Be a Great Actor


1st Announcer (Terry Jones): And now the moment you have been waiting for! (fanfare) Your chance to be like Sir Lawrence Olivier, Sir Alec Guiness, and Laurence Harvey in the privacy of your own living room. Yes, all you need is this record and the script supplied with it and you too can be a great actor.

(Sinster music is played while the following is spoken)

1st Announcer: You will be playing the part of Montague the forceful yet bitter disillusioned and zany Marxist tycoon in this new play by a very good bearded playwright. Other great British and Welsh actors will be playing only minor roles. Now is your big chance, just follow the script as we present (jaring music) 'A Taste of Evil' starring...

2nd Announcer (Michael Palin): (whispers) insert your name here

1st Announcer: as Montague... (jaring music)

2nd Announcer: A Police Station in Rectan

Spencer (Graham Chapman): Morning, super.

Donaldson (John Cleese): Morning, wonderful.

Spencer: Nasty business up at the Towers, sir.

Donaldson: Oh yes, what's happened?

Spencer: Montague's shot himself.

Donaldson: Dead?

Spencer: 'Fraid so sir, blood everywhere.

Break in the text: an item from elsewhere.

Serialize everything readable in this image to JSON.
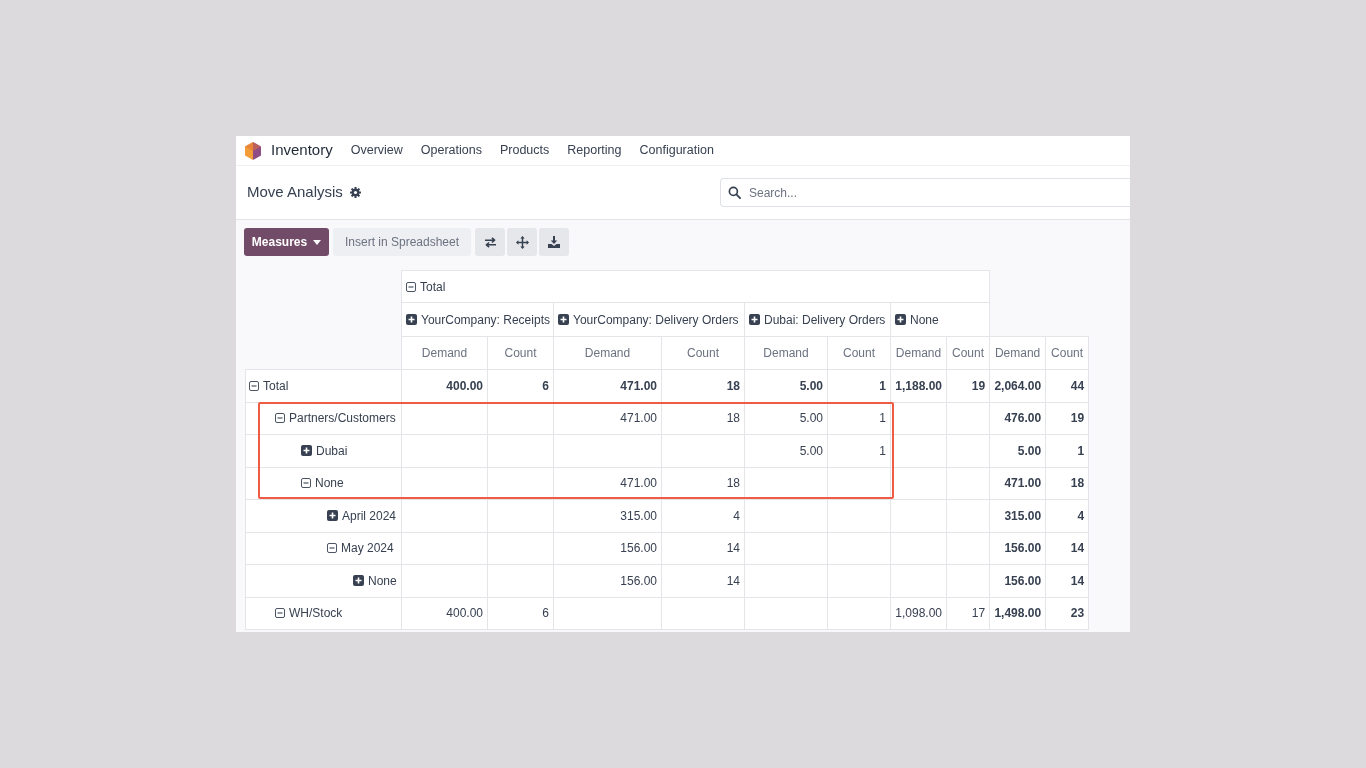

1st Announcer : We apologize for an error in this 'Be a Great Actor' in your own living room section of the record. Owing to an error in the selection of the play the character of Montague does not appear to speak throughout the production. So let's go straight on to number 2 in your scripts 'All Quiet on the Western Front'. You are Charles just back from the war and to help you become a great actor a buzzer will go when it is your turn to speak.

(Fanfare music)

2nd Announcer: 'All Quiet on the Western Front', adapted for radio by Jeff Astle and Jean Genet. (more music) Episode 8: Charles Returns to Barclay Manor

Belinda: Oh Charles! Charles! Charles!

You: Buzzzz

Belinda: Oh Charles!

You: Buzzz

Belinda: I never thought I'd see you again.

You: Buzzzzz

Belinda: Oh that's wonderful news, but why? Are you...

You: Buzz

Belinda: Where?

You: Buzzzzz

Belinda: Oh no!

You: Buzz

Belinda: Yes Charles?

You: Buzzzzz

Belinda: I love you too.

You: Buzz

Belinda: But what?

You: Buzzzzz

Belinda: Shot off?

You: Buzzz

Belinda: Completely?

You: Buzzz

Belinda: Oh Charles!

You: Buzzz

Belinda: Charles!

You: Buzzz

Belinda: Charles!

You: Buzzz

(Fanfare Music)

1st Announcer: Will Charles ever play football again? Does Ascrith really know what is happening to the chaps in France? And is Belinda such a good (buzzer) as everyone says? Donít miss next weeks exciting episode.

(Fade out with more dramatic music)

Announcer (Eric Idle): Last week London Theater-goers saw the opening of Neville Shunt's latest West End Success, 'It All Happened on the 11:20 From Hainault to Redhill via Horsham and Reigate, Calling at Carshalton Beaches, Malmesbury, Tooting Bec and Croydon West'. In this as in his earlier nine plays, Shunt attempts to express the human condition in terms of British Rail. A report now from our own theater critic Gavin Milarrrrrrrrrrrrr

Gavin Milarrrrrrrrrrr (John Cleese): Some people have made the mistake of seeing Shunt's work as a load of rubbish about railway timetables, but clever people like me who talk loudly in restaurants see this as a deliberate ambiguity, a plea for understanding in a mechanized ethos. The points are frozen, the beast is dead. What is the difference? What indeed is the point? The point is frozen, the beast is late out of Paddington. The point is taken. If La Fontaine's elk would spurn Tom Jones the engine must be our head, the dining car our esophagus, the guards van our left lung, the cattle truck our shins, the first class compartment the piece of skin at the nape of the neck and the level crossing an electric elk called Simon. The clarity is devastating. But where is the ambiguity? Over there in a box. Shunt is saying the 8:15 from Gillingham when in reality he means the 8:13 from Gillingham. The train is the same, only the time is altered. Ecce homo, ergo elk. La Fontaine knew its sister and knew her bloody well. The point is taken, the beast is moulting, the fluff gets up your nose. The illusion is complete; it is reality, the reality is illusion and the ambiguity is the only truth. But is the truth, as Hitchcock observes, in the box? No, there isn't room, the ambiguity has put on weight. The point is taken, the elk is dead, the beast stops at Swindon, Chabrol stops at nothing, I'm having treatment and La Fontaine can get knotted.